As a time of happiness and inspiration, through its powerful symbolism of hope and salvation? As a time of anxiety, guilt and insecurity, derived from warped relationships and bitter memories? If you are in rehab or early recovery, then the latter is more likely. Like it or not, this once a year event can be a hugely disruptive influence that breaks up daily routine and plays havoc with our emotional balance.
Lots of addicts view Christmas time with fear and loathing often for very personal reasons.
But it does not have to be so. In rehab we are told that every situation is an opportunity — an opportunity to learn and to do things differently.
So let’s try and see it that way.
- Plan your days: Christmas can be a period when normal daily structures get suspended and there is more free time. So try to work out in advance how your day might go. Think about doing special things, perhaps helping colleagues who are needy. Plan to set aside time for meditation or prayer. We should be happy at Christmas, but don’t expect a feeling of happiness to come without putting in some effort. Joseph Addison, the famous eighteenth-century writer, once said: ‘Three grand essentials to happiness in this life are: something to do, something to love, and something to hope for.’ So try these suggestions:
- Give to others: not just presents (though that can be nice), but give your time, your affection and your talents, without expecting anything in return.
- Work on an attitude of gratitude: what is positive about my life, what can I be grateful for right now? Keeping a Gratitude Diary can help you focus on this and keep away negative thoughts.
- Think about goals for the coming year: what do you want to achieve, what would you like to be doing in a year’s time? Christmas is a time of hope – we can all use a bit of that.
- Get in touch with family and loved ones: not to tell them how well you are doing but to ask how they are. Remember that all relationships seem to become doubly sensitive at this time – proceed with caution.
- View any social gatherings with care, especially if alcohol might be involved. Take prudent steps to ensure that you remain safe – go with an understanding friend or an escape plan if it all gets too much.
- Replace old self-defeating Christmas traditions (like wrapping presents while drinking a bottle of sparkling wine) with new positive traditions (e.g. going for a walk on Christmas morning).

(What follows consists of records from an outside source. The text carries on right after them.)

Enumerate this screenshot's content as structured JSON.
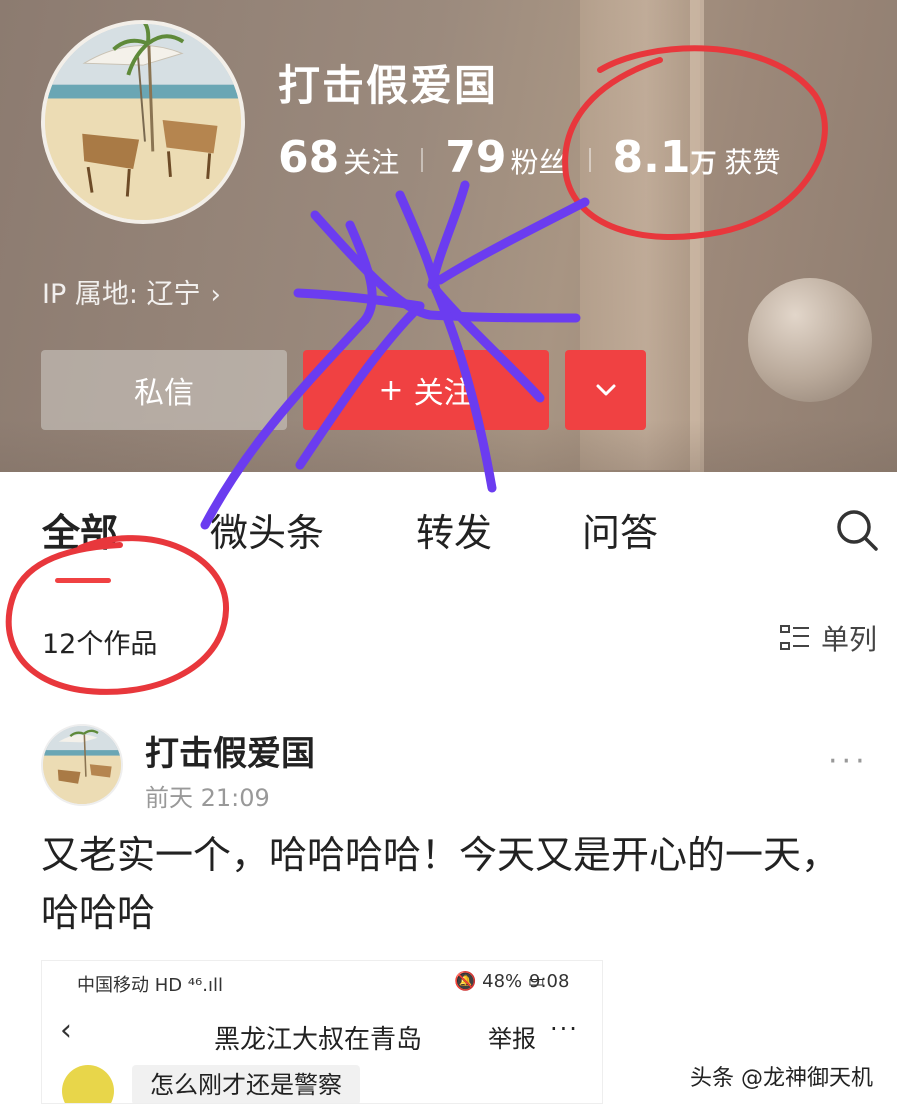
{
  "colors": {
    "accent_red": "#f04142",
    "annotation_red": "#e8373c",
    "annotation_purple": "#6b3cf0"
  },
  "profile": {
    "name": "打击假爱国",
    "stats": [
      {
        "value": "68",
        "unit": "",
        "label": "关注"
      },
      {
        "value": "79",
        "unit": "",
        "label": "粉丝"
      },
      {
        "value": "8.1",
        "unit": "万",
        "label": "获赞"
      }
    ],
    "ip_location": "IP 属地: 辽宁",
    "ip_chevron": "›",
    "buttons": {
      "message": "私信",
      "follow_plus": "+",
      "follow": "关注"
    }
  },
  "tabs": {
    "items": [
      "全部",
      "微头条",
      "转发",
      "问答"
    ],
    "active_index": 0,
    "search_icon": "search-icon"
  },
  "works": {
    "count_label": "12个作品",
    "view_label": "单列",
    "view_icon": "list-icon"
  },
  "post": {
    "author": "打击假爱国",
    "time": "前天 21:09",
    "more": "···",
    "text": "又老实一个，哈哈哈哈！今天又是开心的一天，哈哈哈",
    "embed": {
      "carrier": "中国移动 HD ⁴⁶.ıll",
      "status_right": "🔕 48% ▭",
      "time": "9:08",
      "back": "‹",
      "title": "黑龙江大叔在青岛",
      "report": "举报",
      "dots": "···",
      "chat_message": "怎么刚才还是警察"
    }
  },
  "watermark": "头条 @龙神御天机"
}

- Keep an emotional balance; check yourself each day and if you’re experiencing mood swings or unreasonable feelings of anger, loneliness, anxiety or depression, then do something about it – talk to someone, try to get to a fellowship meeting.
If you are feeling really negative about Christmas, try an exercise in challenging your beliefs:
- What negative thoughts do you have? For example, Christmas is a commercial sham; Christmas is an excuse for excess; Christmas is for fools; Nobody cares about me otherwise I’d be having a better time.
- Then ask yourself: what is the evidence for these beliefs and would a less dogmatic and less negative view be more helpful?
- What alternative thoughts would be more productive towards you having a good time? For example, there is a commercial side to Christmas but lots of people enjoy it without great expense. Some people overdo it at Christmas but I don’t have to. A lot of very sensible people enjoy Christmas in a very meaningful way. I will have a better time if I don’t isolate and make more effort to be sociable.
- Try discussing these points with other people.
Still feeling negative?
Negative thinking has been a habit for many of us and is part of the self-defeating cycle of negative thoughts, feelings and actions that probably ruled our lives for a long time. It won’t go away easily.
Try this exercise: We all have memories of Christmases past, some good, some maybe not so good. How will you remember this Christmas? As a time when you felt lonely, unloved, insecure and inadequate? Or as the time when you finally decided that you did not have to live every day at the mercy of your emotions – that you could change your feelings by changing your thoughts, actions and attitudes? What do you actually have to do each day to make you remember this Christmas as a time when your hopes became real and you were re-born?
If you start taking positive action this Christmas, you will remember it as the moment when you began to change, as Ebenezer Scrooge did (in the book ‘A Christmas Carol’ by Charles Dickens) – I commend to you the final paragraph of that uplifting and enjoyable work:
‘He (Scrooge) had no further intercourse with Spirits, but lived upon The Total Abstinence Principle ever afterwards; and it was always said of him, that he knew how to keep Christmas well, if any man alive possessed the knowledge. May that be truly said of all of us!’
As an example of changing attitudes, ‘A Christmas Carol’ takes some beating. Why not read it this Christmas? I finish with its final words: ‘And so, as Tiny Tim observed, God bless us, every one!’
For more help and advice about rehab please call our 24-Hour Helpline: 01721 728118.
Page last reviewed and clinically fact-checked | June 29, 2021